The costs necessary to run the cars competitively should be at a level that makes it possible to refinance the running costs through sponsorship. This way, both series shall be of interest to works-assisted private teams as of 2019, and not just manufacturers. Berger: “We want to find the balance between technologically advanced cars, with which manufacturers are able to demonstrate their expertise, and racing cars that can be run without legions of engineers.”
The DTM and SGT series already offer professional motor racing of the highest standard. This is to remain the overriding priority in the future. The next generation of cars will look at least as spectacular as the current crop of cars. The production equivalent of the racing car will continue to clearly define the body shape of the car. Meanwhile, the number of mounted aerodynamic parts that are vulnerable in collisions, or which are not visible to the fans, will be reduced. Berger: “We want high-performance racing cars that stretch the drivers.”
Today’s DTM and SGT cars are already among the safest touring cars in motor racing. The big crash involving Gary Paffett and Mike Rockenfeller at the Norisring, which passed without any serious injury, showed that. Despite this, the safety standards imposed by the ITR, DMSB and GTA will be enhanced. The carbon-fibre monocoque, which surrounds the driver, will remain as it is. The crash elements at the front, rear and side of the cars will be the subject of even stricter regulations.
High performance, despite downsizing: At the heart of the 2019 class of DTM and SGT cars will be a four-cylinder, two-litre turbo engine. Dimensions and materials will be stipulated for a number of components of the modern engine, which each of the manufacturers will develop themselves. The goal of this is to reduce development costs and ensure an evenly-matched performance of more than 600 hp. The SUPER GT cars already have four-cylinder turbo engines, while V8 engines, the concept of which dates back to 2000, are currently still used in the DTM. The Japanese cars are already proving that four-cylinder engines can also sound spectacular.
One focus for the new engines will be the way in which emissions are dealt with.

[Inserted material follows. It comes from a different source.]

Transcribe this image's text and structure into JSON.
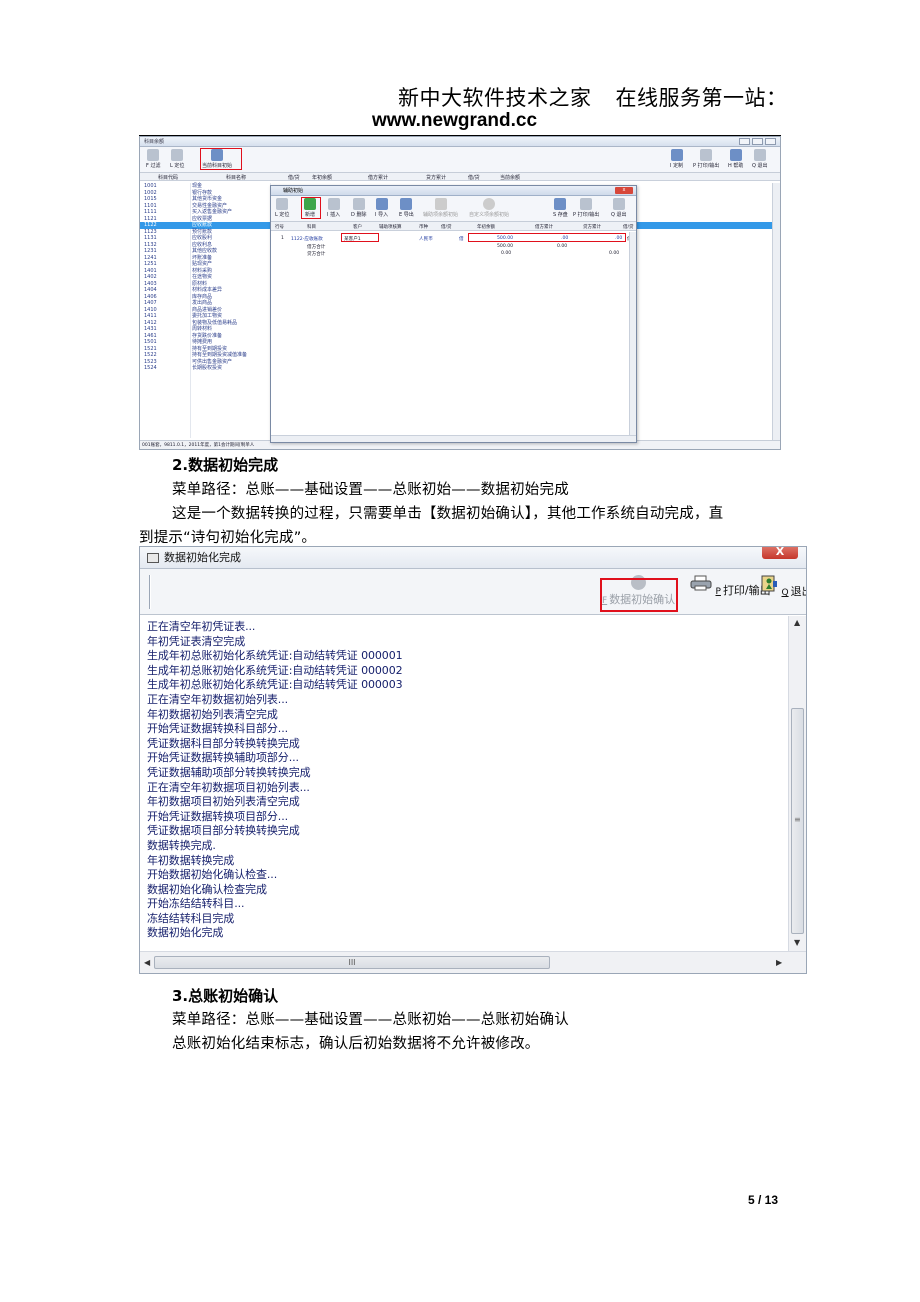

In the case of racing engines, which are designed purely to achieve top performance, effectively cleaning exhaust gas is still seen as a challenge. While no catalytic converters are used in international racing series, they have been a part of the DTM since 2000. Although, for safety reasons, the catalytic converters must still be adapted to cope with the strain they are put under by the high-performance V8 engines, catalytic converters in the exhaust systems of the modern engines will result in a significant improvement in the way exhaust gas is cleaned.
The new generation of engines will herald a new chapter in 2019. The concept of the car and engine for 2019 are being designed to adopt multiple choices of alternative power source. It is important to find credible solutions, so that neither expensive and technologically complex systems, nor systems that make the racing cars slower due to the weight of their battery, are used.